What is EGI?
The Epilepsy Genetics Initiative (EGI) is a research program sponsored by the Citizens United for Research in Epilepsy (CURE). EGI is a database that contains genetic information about people with epilepsy that can be used for research purposes, with the goal of understanding genetic causes of epilepsy.
If a person with epilepsy has a specific genetic test, called exome sequencing, at a testing (diagnostic) laboratory that does not find the cause of his/her epilepsy, the results/data from their exome sequencing test can be securely transferred to EGI so epilepsy researchers can further study it. Anything EGI finds that is relevant to a diagnosis is reported back to the person’s doctor.
Who is eligible to be part of EGI?
Anyone with any type of epilepsy that has had exome sequencing done in a diagnostic laboratory can be part of EGI. People of any age, or in any country, can be a part of EGI. Participation in EGI is completely optional.
Why would I want to be a part of EGI?
Two out of three people with epilepsy don’t know the specific cause (or causes) of their condition. Advances in genetics are helping to improve that. To speed up the process of discovery, exome data from many people with epilepsy must be studied together.
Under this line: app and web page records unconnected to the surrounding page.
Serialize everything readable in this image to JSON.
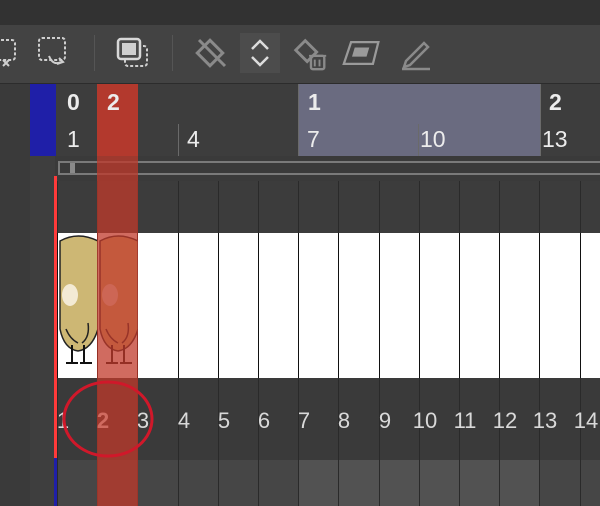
{
  "toolbar": {
    "buttons": [
      {
        "name": "paste-frames-button",
        "icon": "paste-frames-icon"
      },
      {
        "name": "copy-frames-button",
        "icon": "copy-frames-icon"
      },
      {
        "name": "frame-stack-button",
        "icon": "frame-stack-icon"
      },
      {
        "name": "rotate-disabled-button",
        "icon": "rotate-icon"
      },
      {
        "name": "expand-collapse-button",
        "icon": "up-down-chevron-icon"
      },
      {
        "name": "delete-cel-button",
        "icon": "trash-cel-icon"
      },
      {
        "name": "new-cel-button",
        "icon": "new-cel-icon"
      },
      {
        "name": "draw-cel-button",
        "icon": "pencil-icon"
      }
    ]
  },
  "header": {
    "second_labels": [
      "0",
      "2",
      "1",
      "2"
    ],
    "frame_labels": [
      "1",
      "4",
      "7",
      "10",
      "13"
    ],
    "current_second_label": "2"
  },
  "track": {
    "frame_numbers": [
      "1",
      "2",
      "3",
      "4",
      "5",
      "6",
      "7",
      "8",
      "9",
      "10",
      "11",
      "12",
      "13",
      "14"
    ],
    "current_frame": 2,
    "thumbnail_frames": [
      1,
      2
    ]
  },
  "colors": {
    "playhead": "#c0392b",
    "annotation_circle": "#d0182a",
    "range_highlight": "#6a6b80",
    "sidebar_blue": "#1f1fa8"
  }
}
Finding the genes that cause epilepsy could lead to improved treatments and potentially a cure.
For more information about CURE’s epilepsy genetics initiative (EGI) enrollment, please visit: http://www.cureepilepsy.org/egi/index.asp
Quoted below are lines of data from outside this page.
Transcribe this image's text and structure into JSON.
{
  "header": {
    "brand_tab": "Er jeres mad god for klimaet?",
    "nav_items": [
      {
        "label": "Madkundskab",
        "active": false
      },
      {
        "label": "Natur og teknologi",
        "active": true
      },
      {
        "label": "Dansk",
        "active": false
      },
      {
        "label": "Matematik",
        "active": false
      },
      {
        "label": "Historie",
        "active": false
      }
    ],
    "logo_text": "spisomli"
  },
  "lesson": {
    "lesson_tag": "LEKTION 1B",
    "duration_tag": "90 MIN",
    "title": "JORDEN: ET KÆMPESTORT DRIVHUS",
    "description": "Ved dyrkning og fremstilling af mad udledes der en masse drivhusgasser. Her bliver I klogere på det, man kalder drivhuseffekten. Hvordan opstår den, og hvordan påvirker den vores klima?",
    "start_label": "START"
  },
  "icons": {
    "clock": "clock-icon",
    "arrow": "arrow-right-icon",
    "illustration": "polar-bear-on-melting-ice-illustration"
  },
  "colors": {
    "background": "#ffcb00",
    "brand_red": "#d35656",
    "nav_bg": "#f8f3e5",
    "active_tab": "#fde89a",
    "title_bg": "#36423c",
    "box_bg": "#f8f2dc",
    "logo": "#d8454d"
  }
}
For questions about Ambry’s exome sequencing and EGI, please contact Amanda Bergner at firstname.lastname@example.org.